WHAT IS BEING ASKED: Tell how many lines in the data hold "screenshot", giving that figure alone.

RECORD EXCERPTS:

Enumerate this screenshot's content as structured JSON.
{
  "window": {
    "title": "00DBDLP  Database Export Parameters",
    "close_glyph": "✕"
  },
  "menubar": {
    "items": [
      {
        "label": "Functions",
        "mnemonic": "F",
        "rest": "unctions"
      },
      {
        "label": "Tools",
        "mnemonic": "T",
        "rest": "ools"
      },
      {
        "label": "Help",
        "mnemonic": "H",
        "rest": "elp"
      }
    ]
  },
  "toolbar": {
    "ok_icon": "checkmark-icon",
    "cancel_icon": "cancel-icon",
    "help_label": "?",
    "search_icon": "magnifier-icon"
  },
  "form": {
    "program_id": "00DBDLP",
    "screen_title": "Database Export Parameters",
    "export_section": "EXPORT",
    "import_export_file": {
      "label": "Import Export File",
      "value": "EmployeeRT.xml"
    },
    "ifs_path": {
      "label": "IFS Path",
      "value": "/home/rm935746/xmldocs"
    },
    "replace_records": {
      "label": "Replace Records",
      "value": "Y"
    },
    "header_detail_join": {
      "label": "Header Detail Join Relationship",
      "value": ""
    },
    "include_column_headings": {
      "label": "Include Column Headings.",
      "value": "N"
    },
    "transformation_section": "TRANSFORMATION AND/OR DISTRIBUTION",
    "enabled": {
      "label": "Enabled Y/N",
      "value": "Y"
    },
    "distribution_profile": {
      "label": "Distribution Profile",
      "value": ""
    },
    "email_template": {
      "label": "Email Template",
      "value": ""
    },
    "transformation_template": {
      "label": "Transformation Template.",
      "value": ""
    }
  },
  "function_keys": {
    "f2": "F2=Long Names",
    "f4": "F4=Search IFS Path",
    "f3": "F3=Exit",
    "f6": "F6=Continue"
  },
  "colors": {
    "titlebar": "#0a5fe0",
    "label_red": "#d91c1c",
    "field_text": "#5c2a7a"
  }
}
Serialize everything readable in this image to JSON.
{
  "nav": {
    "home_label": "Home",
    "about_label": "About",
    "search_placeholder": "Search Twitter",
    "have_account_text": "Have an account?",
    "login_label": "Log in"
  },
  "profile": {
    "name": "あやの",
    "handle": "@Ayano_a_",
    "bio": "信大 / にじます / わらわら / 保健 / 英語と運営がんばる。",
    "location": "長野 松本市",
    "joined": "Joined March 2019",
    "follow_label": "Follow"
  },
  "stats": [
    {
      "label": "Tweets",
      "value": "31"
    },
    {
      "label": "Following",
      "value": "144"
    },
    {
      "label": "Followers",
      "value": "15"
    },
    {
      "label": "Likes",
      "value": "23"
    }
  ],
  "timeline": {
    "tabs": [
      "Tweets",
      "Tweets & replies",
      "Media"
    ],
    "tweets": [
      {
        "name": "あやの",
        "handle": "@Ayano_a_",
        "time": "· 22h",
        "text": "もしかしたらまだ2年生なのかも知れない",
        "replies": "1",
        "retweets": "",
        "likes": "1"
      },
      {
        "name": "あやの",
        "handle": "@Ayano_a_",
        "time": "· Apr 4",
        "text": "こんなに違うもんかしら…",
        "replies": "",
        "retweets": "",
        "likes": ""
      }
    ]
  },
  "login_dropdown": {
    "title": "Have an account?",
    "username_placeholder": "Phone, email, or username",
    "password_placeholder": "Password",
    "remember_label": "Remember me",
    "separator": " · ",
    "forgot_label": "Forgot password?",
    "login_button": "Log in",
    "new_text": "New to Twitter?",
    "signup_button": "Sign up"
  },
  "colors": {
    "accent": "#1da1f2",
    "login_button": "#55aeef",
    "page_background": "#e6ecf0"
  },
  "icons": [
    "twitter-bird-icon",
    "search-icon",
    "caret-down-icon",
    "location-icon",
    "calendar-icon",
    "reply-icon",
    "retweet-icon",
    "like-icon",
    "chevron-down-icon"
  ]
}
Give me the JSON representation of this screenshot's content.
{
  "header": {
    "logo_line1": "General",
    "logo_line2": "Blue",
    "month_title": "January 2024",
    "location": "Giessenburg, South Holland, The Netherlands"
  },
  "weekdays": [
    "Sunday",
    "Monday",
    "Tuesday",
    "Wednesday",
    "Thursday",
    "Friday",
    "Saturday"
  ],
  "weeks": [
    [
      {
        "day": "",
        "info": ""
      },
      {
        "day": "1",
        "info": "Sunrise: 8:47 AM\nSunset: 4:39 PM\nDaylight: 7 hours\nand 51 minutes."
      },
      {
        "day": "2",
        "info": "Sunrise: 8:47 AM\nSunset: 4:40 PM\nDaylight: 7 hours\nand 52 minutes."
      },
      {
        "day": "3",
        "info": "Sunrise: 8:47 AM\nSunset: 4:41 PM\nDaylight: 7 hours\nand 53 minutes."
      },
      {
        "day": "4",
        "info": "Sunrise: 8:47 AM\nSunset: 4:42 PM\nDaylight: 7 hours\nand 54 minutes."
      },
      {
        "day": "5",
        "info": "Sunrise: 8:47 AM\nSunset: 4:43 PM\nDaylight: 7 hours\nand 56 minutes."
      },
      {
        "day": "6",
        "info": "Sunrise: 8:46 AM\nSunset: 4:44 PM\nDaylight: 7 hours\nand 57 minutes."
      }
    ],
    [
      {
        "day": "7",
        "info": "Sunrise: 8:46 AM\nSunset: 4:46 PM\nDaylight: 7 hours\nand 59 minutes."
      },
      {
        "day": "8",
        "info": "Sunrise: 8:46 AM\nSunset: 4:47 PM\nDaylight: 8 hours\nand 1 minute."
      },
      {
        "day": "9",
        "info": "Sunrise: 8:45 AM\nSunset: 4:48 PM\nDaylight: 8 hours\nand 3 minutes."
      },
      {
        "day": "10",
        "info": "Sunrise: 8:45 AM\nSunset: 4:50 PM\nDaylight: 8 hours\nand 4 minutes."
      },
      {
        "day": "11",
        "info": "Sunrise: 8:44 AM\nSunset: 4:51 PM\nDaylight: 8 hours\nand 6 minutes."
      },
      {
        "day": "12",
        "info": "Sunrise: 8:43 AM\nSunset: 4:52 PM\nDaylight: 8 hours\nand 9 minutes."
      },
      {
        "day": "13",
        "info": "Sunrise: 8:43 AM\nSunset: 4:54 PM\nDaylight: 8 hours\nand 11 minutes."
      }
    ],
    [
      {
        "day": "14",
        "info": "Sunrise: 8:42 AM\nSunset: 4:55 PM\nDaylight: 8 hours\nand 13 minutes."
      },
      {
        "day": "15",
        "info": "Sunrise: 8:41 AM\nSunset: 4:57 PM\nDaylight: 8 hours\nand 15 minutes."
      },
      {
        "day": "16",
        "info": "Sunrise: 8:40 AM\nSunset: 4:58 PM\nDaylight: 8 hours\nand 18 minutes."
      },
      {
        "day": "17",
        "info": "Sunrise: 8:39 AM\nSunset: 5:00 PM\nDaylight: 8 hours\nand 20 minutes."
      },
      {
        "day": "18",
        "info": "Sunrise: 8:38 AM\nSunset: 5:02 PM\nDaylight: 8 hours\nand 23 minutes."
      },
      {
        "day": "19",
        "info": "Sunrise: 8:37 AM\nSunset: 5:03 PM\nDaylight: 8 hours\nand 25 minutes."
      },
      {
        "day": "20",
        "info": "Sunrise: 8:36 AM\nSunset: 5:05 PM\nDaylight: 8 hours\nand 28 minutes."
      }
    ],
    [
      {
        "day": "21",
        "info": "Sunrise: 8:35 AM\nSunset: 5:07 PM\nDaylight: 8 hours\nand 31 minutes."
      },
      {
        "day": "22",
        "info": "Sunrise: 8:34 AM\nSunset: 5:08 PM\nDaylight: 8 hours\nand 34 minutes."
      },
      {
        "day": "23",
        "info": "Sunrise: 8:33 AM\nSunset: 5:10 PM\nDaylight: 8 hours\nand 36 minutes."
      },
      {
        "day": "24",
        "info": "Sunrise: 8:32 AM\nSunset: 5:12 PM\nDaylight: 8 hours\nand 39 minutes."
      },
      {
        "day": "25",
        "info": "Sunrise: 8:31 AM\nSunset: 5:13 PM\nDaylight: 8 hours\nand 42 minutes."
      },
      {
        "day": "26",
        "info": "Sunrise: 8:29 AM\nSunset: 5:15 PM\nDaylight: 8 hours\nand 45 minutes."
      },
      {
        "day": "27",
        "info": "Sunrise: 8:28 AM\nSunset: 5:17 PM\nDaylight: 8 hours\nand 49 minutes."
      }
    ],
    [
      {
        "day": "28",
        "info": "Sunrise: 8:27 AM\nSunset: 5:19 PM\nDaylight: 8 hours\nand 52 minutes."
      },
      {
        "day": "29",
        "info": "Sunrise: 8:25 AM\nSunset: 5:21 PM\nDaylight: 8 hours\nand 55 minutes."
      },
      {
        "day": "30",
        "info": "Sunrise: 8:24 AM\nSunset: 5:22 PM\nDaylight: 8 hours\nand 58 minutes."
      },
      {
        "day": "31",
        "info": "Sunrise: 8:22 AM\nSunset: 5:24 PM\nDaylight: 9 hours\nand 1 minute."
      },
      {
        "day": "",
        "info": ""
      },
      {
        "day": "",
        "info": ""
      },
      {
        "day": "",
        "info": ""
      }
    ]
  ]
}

RESPONSE: 2